Prompt
Wherever the string "true" turns up in the data, copy the whole line.

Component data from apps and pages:
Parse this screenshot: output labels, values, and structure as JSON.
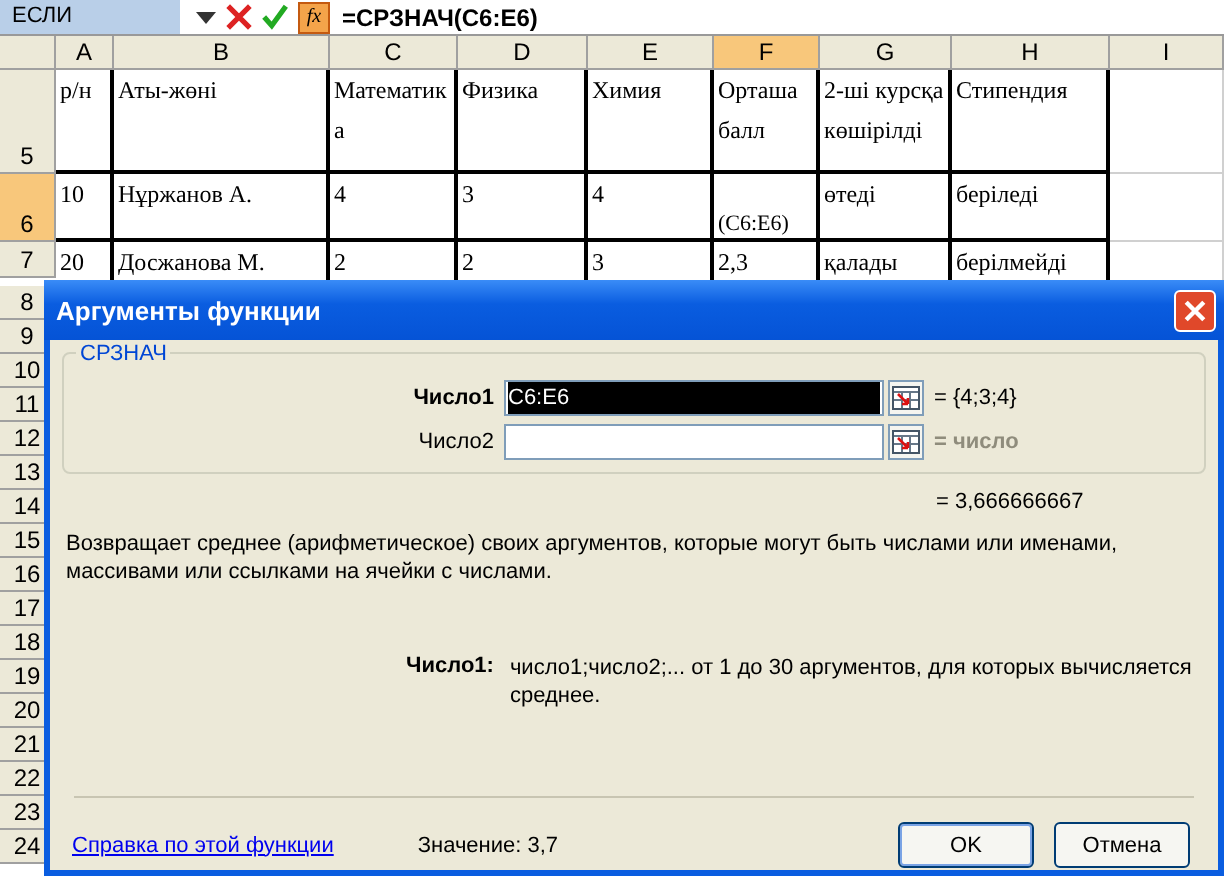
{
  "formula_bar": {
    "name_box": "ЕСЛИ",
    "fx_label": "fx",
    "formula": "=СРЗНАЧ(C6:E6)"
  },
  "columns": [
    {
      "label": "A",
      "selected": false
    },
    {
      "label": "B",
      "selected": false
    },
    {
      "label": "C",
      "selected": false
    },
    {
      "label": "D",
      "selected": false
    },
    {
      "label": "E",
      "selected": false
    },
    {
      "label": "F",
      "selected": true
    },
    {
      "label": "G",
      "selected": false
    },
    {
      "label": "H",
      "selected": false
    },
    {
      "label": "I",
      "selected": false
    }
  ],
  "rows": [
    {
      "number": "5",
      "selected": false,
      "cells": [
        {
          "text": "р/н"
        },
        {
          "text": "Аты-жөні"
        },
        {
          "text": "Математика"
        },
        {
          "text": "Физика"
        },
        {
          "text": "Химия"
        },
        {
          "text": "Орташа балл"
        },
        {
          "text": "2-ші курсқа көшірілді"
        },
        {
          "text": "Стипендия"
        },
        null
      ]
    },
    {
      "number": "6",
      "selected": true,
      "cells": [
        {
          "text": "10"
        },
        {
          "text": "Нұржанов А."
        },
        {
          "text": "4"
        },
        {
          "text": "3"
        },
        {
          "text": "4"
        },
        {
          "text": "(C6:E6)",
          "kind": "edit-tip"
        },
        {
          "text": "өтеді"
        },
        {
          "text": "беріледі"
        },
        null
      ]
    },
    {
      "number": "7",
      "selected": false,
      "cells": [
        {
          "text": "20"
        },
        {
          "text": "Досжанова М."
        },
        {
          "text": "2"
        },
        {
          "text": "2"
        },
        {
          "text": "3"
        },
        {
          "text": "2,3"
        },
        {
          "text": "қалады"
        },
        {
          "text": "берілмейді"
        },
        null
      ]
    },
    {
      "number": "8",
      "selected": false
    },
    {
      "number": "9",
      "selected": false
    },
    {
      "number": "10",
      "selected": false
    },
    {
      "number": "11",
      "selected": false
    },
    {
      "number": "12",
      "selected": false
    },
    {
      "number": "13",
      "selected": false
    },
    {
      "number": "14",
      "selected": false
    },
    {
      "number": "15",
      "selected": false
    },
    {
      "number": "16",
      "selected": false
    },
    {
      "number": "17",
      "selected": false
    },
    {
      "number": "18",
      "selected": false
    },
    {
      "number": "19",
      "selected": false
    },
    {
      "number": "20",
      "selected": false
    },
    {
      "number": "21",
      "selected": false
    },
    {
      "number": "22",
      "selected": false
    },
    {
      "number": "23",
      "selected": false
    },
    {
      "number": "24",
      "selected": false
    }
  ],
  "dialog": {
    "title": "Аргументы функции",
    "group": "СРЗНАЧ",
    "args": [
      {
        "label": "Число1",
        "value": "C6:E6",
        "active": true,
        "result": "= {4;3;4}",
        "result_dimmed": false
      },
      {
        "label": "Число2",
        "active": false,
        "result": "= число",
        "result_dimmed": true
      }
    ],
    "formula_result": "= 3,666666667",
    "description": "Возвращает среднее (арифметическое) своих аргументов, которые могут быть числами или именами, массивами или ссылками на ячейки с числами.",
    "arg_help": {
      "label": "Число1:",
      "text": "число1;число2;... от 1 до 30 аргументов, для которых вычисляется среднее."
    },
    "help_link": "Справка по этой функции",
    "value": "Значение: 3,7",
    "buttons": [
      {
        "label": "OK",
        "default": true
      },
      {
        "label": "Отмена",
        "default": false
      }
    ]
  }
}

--

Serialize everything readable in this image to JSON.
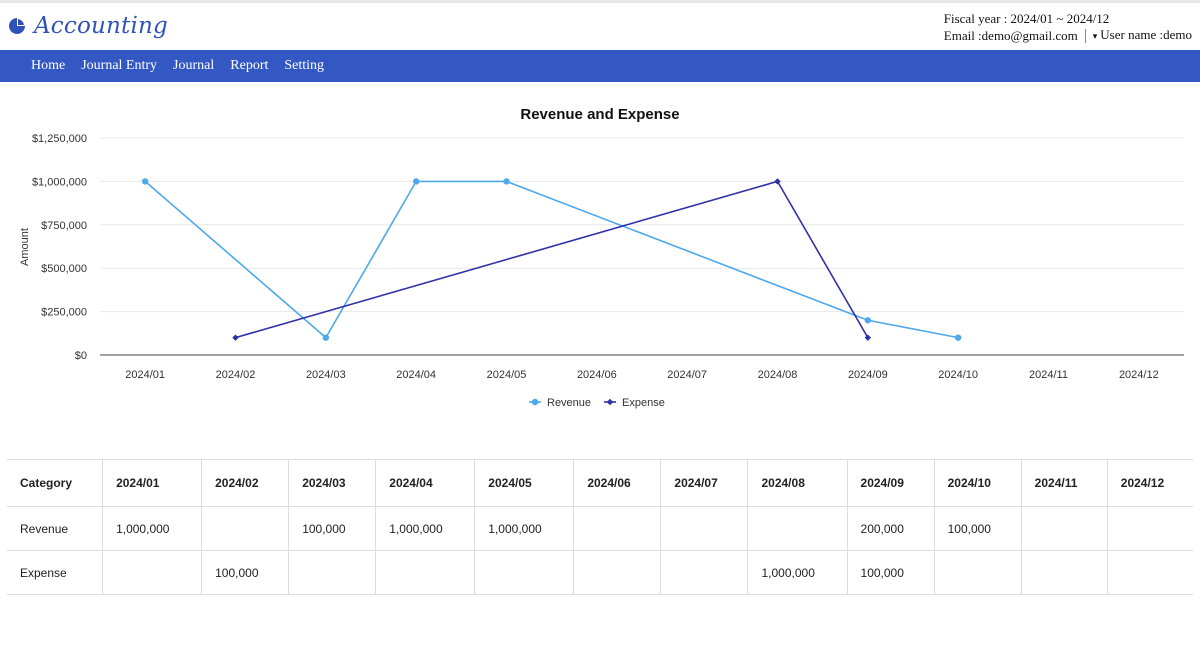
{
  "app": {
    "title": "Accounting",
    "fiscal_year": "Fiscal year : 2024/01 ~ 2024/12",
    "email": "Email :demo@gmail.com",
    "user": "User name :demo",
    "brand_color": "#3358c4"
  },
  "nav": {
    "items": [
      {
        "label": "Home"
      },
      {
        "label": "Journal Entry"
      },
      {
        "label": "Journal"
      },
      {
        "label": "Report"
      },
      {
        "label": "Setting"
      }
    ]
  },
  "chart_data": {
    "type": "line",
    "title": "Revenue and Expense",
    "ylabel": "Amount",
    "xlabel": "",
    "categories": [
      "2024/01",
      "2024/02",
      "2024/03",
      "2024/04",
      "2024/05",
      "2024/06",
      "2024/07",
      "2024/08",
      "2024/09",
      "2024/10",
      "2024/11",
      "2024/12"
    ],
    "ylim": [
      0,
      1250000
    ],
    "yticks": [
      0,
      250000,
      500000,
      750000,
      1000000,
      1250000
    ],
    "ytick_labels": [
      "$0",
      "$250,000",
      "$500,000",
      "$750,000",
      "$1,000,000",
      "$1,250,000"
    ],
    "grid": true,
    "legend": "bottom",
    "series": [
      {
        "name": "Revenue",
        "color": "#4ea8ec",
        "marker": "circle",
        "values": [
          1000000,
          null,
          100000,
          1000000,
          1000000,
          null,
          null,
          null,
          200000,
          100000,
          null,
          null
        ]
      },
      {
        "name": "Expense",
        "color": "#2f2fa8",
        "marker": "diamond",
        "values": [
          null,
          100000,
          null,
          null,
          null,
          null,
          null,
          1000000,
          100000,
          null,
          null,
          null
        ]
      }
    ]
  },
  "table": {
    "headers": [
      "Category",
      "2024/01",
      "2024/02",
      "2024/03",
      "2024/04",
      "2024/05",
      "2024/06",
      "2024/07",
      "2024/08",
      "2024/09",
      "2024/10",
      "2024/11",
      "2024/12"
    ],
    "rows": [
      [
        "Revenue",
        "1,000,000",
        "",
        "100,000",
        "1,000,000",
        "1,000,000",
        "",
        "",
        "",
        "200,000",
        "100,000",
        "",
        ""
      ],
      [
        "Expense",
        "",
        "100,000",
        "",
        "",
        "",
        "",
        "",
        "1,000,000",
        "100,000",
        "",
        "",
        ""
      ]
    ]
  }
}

Completed exercise
      "selected": true
      "selected": true,
        "active": true,
        "result_dimmed": true
        "default": true
    "grid": true,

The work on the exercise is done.